OU Students Use Nation’s Weather Radar Network to Track Bird Migration at Night

Norman, Okla.—Using the nation’s weather radar network, two University of Oklahoma doctoral students have developed a technique for forecasting something other than the weather: the orientation behavior of birds as they migrate through the atmosphere at night.  The students have discovered a way to use the latest dual-polarization radar upgrade to measure broad-scale flight orientation of nocturnal migrant birds—a promising development for biologists and bird enthusiasts.

The approach to the problem paired Phillip M. Stepanian, a meteorology and electrical engineering student, and Kyle G. Horton, a biology student, on the study that demonstrates how the upgraded national weather radar network contributed to the understanding of animal flight orientation behavior at a large spatial scale.
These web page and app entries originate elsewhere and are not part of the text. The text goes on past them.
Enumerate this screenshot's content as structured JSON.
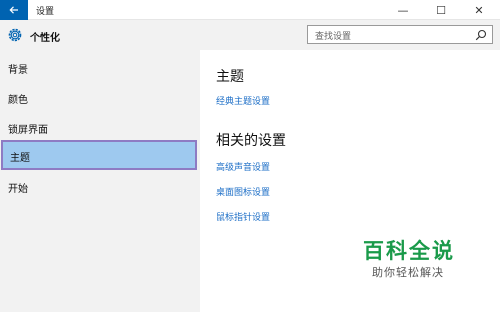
{
  "window": {
    "title": "设置",
    "back_icon": "arrow-left-icon",
    "minimize_glyph": "—",
    "maximize_glyph": "☐",
    "close_glyph": "✕"
  },
  "header": {
    "title": "个性化",
    "icon": "gear-icon"
  },
  "search": {
    "placeholder": "查找设置"
  },
  "sidebar": {
    "items": [
      {
        "label": "背景",
        "selected": false
      },
      {
        "label": "颜色",
        "selected": false
      },
      {
        "label": "锁屏界面",
        "selected": false
      },
      {
        "label": "主题",
        "selected": true
      },
      {
        "label": "开始",
        "selected": false
      }
    ]
  },
  "main": {
    "section1_title": "主题",
    "classic_theme_link": "经典主题设置",
    "section2_title": "相关的设置",
    "related_links": [
      "高级声音设置",
      "桌面图标设置",
      "鼠标指针设置"
    ]
  },
  "watermark": {
    "brand": "百科全说",
    "tagline": "助你轻松解决"
  },
  "colors": {
    "accent": "#0063b1",
    "selected_bg": "#9ec9ef",
    "link": "#1e6fc7",
    "watermark_green": "#1a9a4a"
  }
}
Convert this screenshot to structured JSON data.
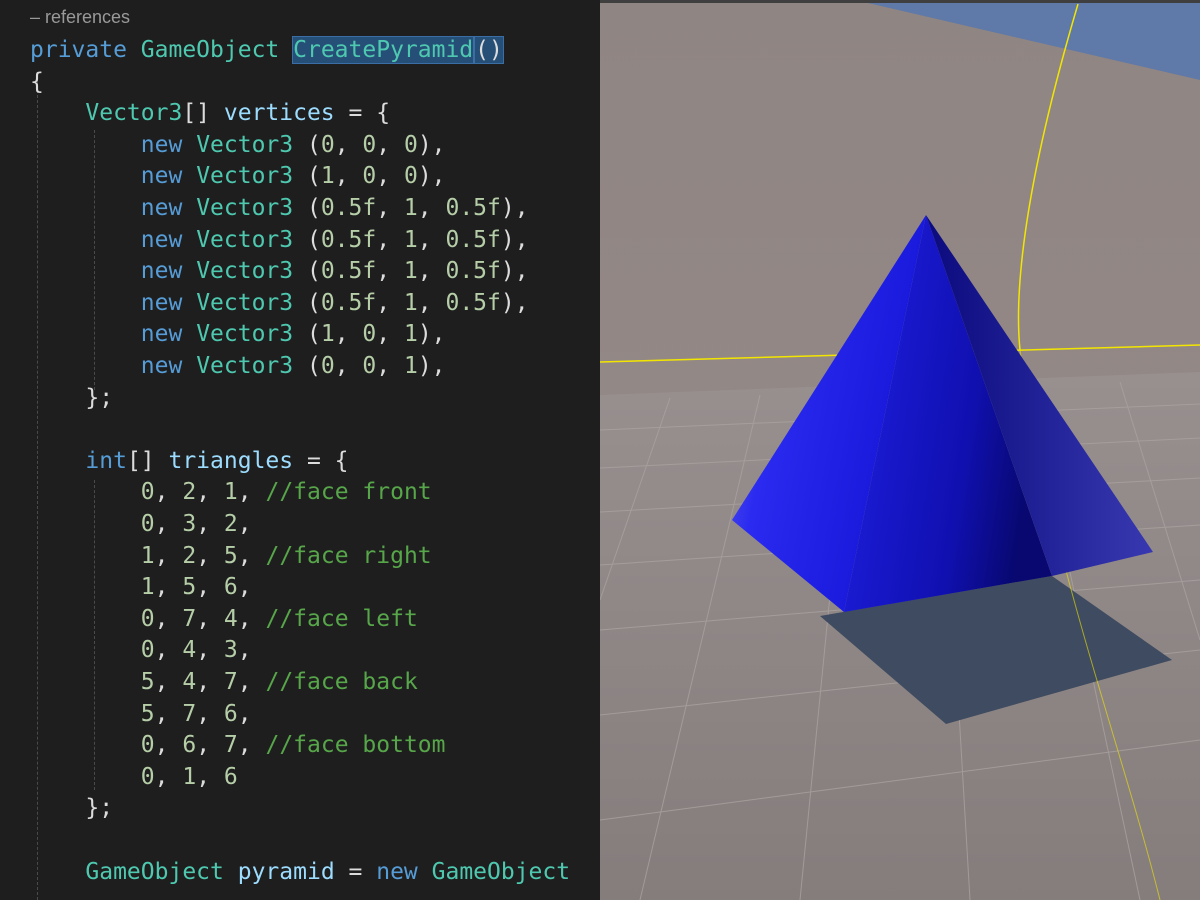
{
  "editor": {
    "codelens": "– references",
    "lines": [
      {
        "segments": [
          {
            "t": "private",
            "c": "kw"
          },
          {
            "t": " ",
            "c": "pn"
          },
          {
            "t": "GameObject",
            "c": "ty"
          },
          {
            "t": " ",
            "c": "pn"
          },
          {
            "t": "CreatePyramid",
            "c": "ty sel"
          },
          {
            "t": "caret",
            "c": "caret"
          },
          {
            "t": "()",
            "c": "pn sel"
          }
        ]
      },
      {
        "segments": [
          {
            "t": "{",
            "c": "pn"
          }
        ]
      },
      {
        "segments": [
          {
            "t": "    ",
            "c": "pn"
          },
          {
            "t": "Vector3",
            "c": "ty"
          },
          {
            "t": "[] ",
            "c": "pn"
          },
          {
            "t": "vertices",
            "c": "id"
          },
          {
            "t": " = {",
            "c": "pn"
          }
        ]
      },
      {
        "segments": [
          {
            "t": "        ",
            "c": "pn"
          },
          {
            "t": "new",
            "c": "kw"
          },
          {
            "t": " ",
            "c": "pn"
          },
          {
            "t": "Vector3",
            "c": "ty"
          },
          {
            "t": " (",
            "c": "pn"
          },
          {
            "t": "0",
            "c": "num"
          },
          {
            "t": ", ",
            "c": "pn"
          },
          {
            "t": "0",
            "c": "num"
          },
          {
            "t": ", ",
            "c": "pn"
          },
          {
            "t": "0",
            "c": "num"
          },
          {
            "t": "),",
            "c": "pn"
          }
        ]
      },
      {
        "segments": [
          {
            "t": "        ",
            "c": "pn"
          },
          {
            "t": "new",
            "c": "kw"
          },
          {
            "t": " ",
            "c": "pn"
          },
          {
            "t": "Vector3",
            "c": "ty"
          },
          {
            "t": " (",
            "c": "pn"
          },
          {
            "t": "1",
            "c": "num"
          },
          {
            "t": ", ",
            "c": "pn"
          },
          {
            "t": "0",
            "c": "num"
          },
          {
            "t": ", ",
            "c": "pn"
          },
          {
            "t": "0",
            "c": "num"
          },
          {
            "t": "),",
            "c": "pn"
          }
        ]
      },
      {
        "segments": [
          {
            "t": "        ",
            "c": "pn"
          },
          {
            "t": "new",
            "c": "kw"
          },
          {
            "t": " ",
            "c": "pn"
          },
          {
            "t": "Vector3",
            "c": "ty"
          },
          {
            "t": " (",
            "c": "pn"
          },
          {
            "t": "0.5f",
            "c": "num"
          },
          {
            "t": ", ",
            "c": "pn"
          },
          {
            "t": "1",
            "c": "num"
          },
          {
            "t": ", ",
            "c": "pn"
          },
          {
            "t": "0.5f",
            "c": "num"
          },
          {
            "t": "),",
            "c": "pn"
          }
        ]
      },
      {
        "segments": [
          {
            "t": "        ",
            "c": "pn"
          },
          {
            "t": "new",
            "c": "kw"
          },
          {
            "t": " ",
            "c": "pn"
          },
          {
            "t": "Vector3",
            "c": "ty"
          },
          {
            "t": " (",
            "c": "pn"
          },
          {
            "t": "0.5f",
            "c": "num"
          },
          {
            "t": ", ",
            "c": "pn"
          },
          {
            "t": "1",
            "c": "num"
          },
          {
            "t": ", ",
            "c": "pn"
          },
          {
            "t": "0.5f",
            "c": "num"
          },
          {
            "t": "),",
            "c": "pn"
          }
        ]
      },
      {
        "segments": [
          {
            "t": "        ",
            "c": "pn"
          },
          {
            "t": "new",
            "c": "kw"
          },
          {
            "t": " ",
            "c": "pn"
          },
          {
            "t": "Vector3",
            "c": "ty"
          },
          {
            "t": " (",
            "c": "pn"
          },
          {
            "t": "0.5f",
            "c": "num"
          },
          {
            "t": ", ",
            "c": "pn"
          },
          {
            "t": "1",
            "c": "num"
          },
          {
            "t": ", ",
            "c": "pn"
          },
          {
            "t": "0.5f",
            "c": "num"
          },
          {
            "t": "),",
            "c": "pn"
          }
        ]
      },
      {
        "segments": [
          {
            "t": "        ",
            "c": "pn"
          },
          {
            "t": "new",
            "c": "kw"
          },
          {
            "t": " ",
            "c": "pn"
          },
          {
            "t": "Vector3",
            "c": "ty"
          },
          {
            "t": " (",
            "c": "pn"
          },
          {
            "t": "0.5f",
            "c": "num"
          },
          {
            "t": ", ",
            "c": "pn"
          },
          {
            "t": "1",
            "c": "num"
          },
          {
            "t": ", ",
            "c": "pn"
          },
          {
            "t": "0.5f",
            "c": "num"
          },
          {
            "t": "),",
            "c": "pn"
          }
        ]
      },
      {
        "segments": [
          {
            "t": "        ",
            "c": "pn"
          },
          {
            "t": "new",
            "c": "kw"
          },
          {
            "t": " ",
            "c": "pn"
          },
          {
            "t": "Vector3",
            "c": "ty"
          },
          {
            "t": " (",
            "c": "pn"
          },
          {
            "t": "1",
            "c": "num"
          },
          {
            "t": ", ",
            "c": "pn"
          },
          {
            "t": "0",
            "c": "num"
          },
          {
            "t": ", ",
            "c": "pn"
          },
          {
            "t": "1",
            "c": "num"
          },
          {
            "t": "),",
            "c": "pn"
          }
        ]
      },
      {
        "segments": [
          {
            "t": "        ",
            "c": "pn"
          },
          {
            "t": "new",
            "c": "kw"
          },
          {
            "t": " ",
            "c": "pn"
          },
          {
            "t": "Vector3",
            "c": "ty"
          },
          {
            "t": " (",
            "c": "pn"
          },
          {
            "t": "0",
            "c": "num"
          },
          {
            "t": ", ",
            "c": "pn"
          },
          {
            "t": "0",
            "c": "num"
          },
          {
            "t": ", ",
            "c": "pn"
          },
          {
            "t": "1",
            "c": "num"
          },
          {
            "t": "),",
            "c": "pn"
          }
        ]
      },
      {
        "segments": [
          {
            "t": "    };",
            "c": "pn"
          }
        ]
      },
      {
        "segments": []
      },
      {
        "segments": [
          {
            "t": "    ",
            "c": "pn"
          },
          {
            "t": "int",
            "c": "kw"
          },
          {
            "t": "[] ",
            "c": "pn"
          },
          {
            "t": "triangles",
            "c": "id"
          },
          {
            "t": " = {",
            "c": "pn"
          }
        ]
      },
      {
        "segments": [
          {
            "t": "        ",
            "c": "pn"
          },
          {
            "t": "0",
            "c": "num"
          },
          {
            "t": ", ",
            "c": "pn"
          },
          {
            "t": "2",
            "c": "num"
          },
          {
            "t": ", ",
            "c": "pn"
          },
          {
            "t": "1",
            "c": "num"
          },
          {
            "t": ", ",
            "c": "pn"
          },
          {
            "t": "//face front",
            "c": "cmt"
          }
        ]
      },
      {
        "segments": [
          {
            "t": "        ",
            "c": "pn"
          },
          {
            "t": "0",
            "c": "num"
          },
          {
            "t": ", ",
            "c": "pn"
          },
          {
            "t": "3",
            "c": "num"
          },
          {
            "t": ", ",
            "c": "pn"
          },
          {
            "t": "2",
            "c": "num"
          },
          {
            "t": ",",
            "c": "pn"
          }
        ]
      },
      {
        "segments": [
          {
            "t": "        ",
            "c": "pn"
          },
          {
            "t": "1",
            "c": "num"
          },
          {
            "t": ", ",
            "c": "pn"
          },
          {
            "t": "2",
            "c": "num"
          },
          {
            "t": ", ",
            "c": "pn"
          },
          {
            "t": "5",
            "c": "num"
          },
          {
            "t": ", ",
            "c": "pn"
          },
          {
            "t": "//face right",
            "c": "cmt"
          }
        ]
      },
      {
        "segments": [
          {
            "t": "        ",
            "c": "pn"
          },
          {
            "t": "1",
            "c": "num"
          },
          {
            "t": ", ",
            "c": "pn"
          },
          {
            "t": "5",
            "c": "num"
          },
          {
            "t": ", ",
            "c": "pn"
          },
          {
            "t": "6",
            "c": "num"
          },
          {
            "t": ",",
            "c": "pn"
          }
        ]
      },
      {
        "segments": [
          {
            "t": "        ",
            "c": "pn"
          },
          {
            "t": "0",
            "c": "num"
          },
          {
            "t": ", ",
            "c": "pn"
          },
          {
            "t": "7",
            "c": "num"
          },
          {
            "t": ", ",
            "c": "pn"
          },
          {
            "t": "4",
            "c": "num"
          },
          {
            "t": ", ",
            "c": "pn"
          },
          {
            "t": "//face left",
            "c": "cmt"
          }
        ]
      },
      {
        "segments": [
          {
            "t": "        ",
            "c": "pn"
          },
          {
            "t": "0",
            "c": "num"
          },
          {
            "t": ", ",
            "c": "pn"
          },
          {
            "t": "4",
            "c": "num"
          },
          {
            "t": ", ",
            "c": "pn"
          },
          {
            "t": "3",
            "c": "num"
          },
          {
            "t": ",",
            "c": "pn"
          }
        ]
      },
      {
        "segments": [
          {
            "t": "        ",
            "c": "pn"
          },
          {
            "t": "5",
            "c": "num"
          },
          {
            "t": ", ",
            "c": "pn"
          },
          {
            "t": "4",
            "c": "num"
          },
          {
            "t": ", ",
            "c": "pn"
          },
          {
            "t": "7",
            "c": "num"
          },
          {
            "t": ", ",
            "c": "pn"
          },
          {
            "t": "//face back",
            "c": "cmt"
          }
        ]
      },
      {
        "segments": [
          {
            "t": "        ",
            "c": "pn"
          },
          {
            "t": "5",
            "c": "num"
          },
          {
            "t": ", ",
            "c": "pn"
          },
          {
            "t": "7",
            "c": "num"
          },
          {
            "t": ", ",
            "c": "pn"
          },
          {
            "t": "6",
            "c": "num"
          },
          {
            "t": ",",
            "c": "pn"
          }
        ]
      },
      {
        "segments": [
          {
            "t": "        ",
            "c": "pn"
          },
          {
            "t": "0",
            "c": "num"
          },
          {
            "t": ", ",
            "c": "pn"
          },
          {
            "t": "6",
            "c": "num"
          },
          {
            "t": ", ",
            "c": "pn"
          },
          {
            "t": "7",
            "c": "num"
          },
          {
            "t": ", ",
            "c": "pn"
          },
          {
            "t": "//face bottom",
            "c": "cmt"
          }
        ]
      },
      {
        "segments": [
          {
            "t": "        ",
            "c": "pn"
          },
          {
            "t": "0",
            "c": "num"
          },
          {
            "t": ", ",
            "c": "pn"
          },
          {
            "t": "1",
            "c": "num"
          },
          {
            "t": ", ",
            "c": "pn"
          },
          {
            "t": "6",
            "c": "num"
          }
        ]
      },
      {
        "segments": [
          {
            "t": "    };",
            "c": "pn"
          }
        ]
      },
      {
        "segments": []
      },
      {
        "segments": [
          {
            "t": "    ",
            "c": "pn"
          },
          {
            "t": "GameObject",
            "c": "ty"
          },
          {
            "t": " ",
            "c": "pn"
          },
          {
            "t": "pyramid",
            "c": "id"
          },
          {
            "t": " = ",
            "c": "pn"
          },
          {
            "t": "new",
            "c": "kw"
          },
          {
            "t": " ",
            "c": "pn"
          },
          {
            "t": "GameObject",
            "c": "ty"
          }
        ]
      }
    ]
  },
  "scene": {
    "object": "pyramid",
    "object_color": "#1e1ee0",
    "ground_color": "#8c8584",
    "sky_color": "#8f8584",
    "gizmo_color": "#ffee00"
  }
}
Stepanian and Horton may be the first to develop a practical application of polarimetric radar data for tracking migrant birds during nighttime flight.

“This is an important advance because we can now measure how migrants compensate for wind speed and direction to achieve a particular migration track direction; essentially extracting a large-scale measure of bird behavior.  We are already involved in several follow-on studies that look at the behavioral variation in flight orientation at large spatial scales,” says Jeffrey F. Kelly, Oklahoma Biological Survey.

Horton, who is interested in bird strategies and orientation as they migrate from one place to another at night, will use the methodology to track migrant birds on the east coast and weather events that may disrupt flight patterns of the birds.  Stepanian is interested in the method for collecting the data using the nation’s upgraded weather radar network.  He wants to apply measurements to bird migration in ways not done before, which is a new application of the radar.

The ability to forecast migrant bird patterns will provide biologists and birders with an important tool for tracking nighttime flight of migrants.  Horton hopes to answer some big biological questions with this methodology, while Stepanian values the importance of the radar in tracking migrants and applying the data in new and innovative ways.

An article on this study has been published in the Institute of Electrical and Electronics Engineering’s Geoscience and Remote Sensing online early edition.  The National Science Foundation and the U.S. Department of Agriculture funded this research project.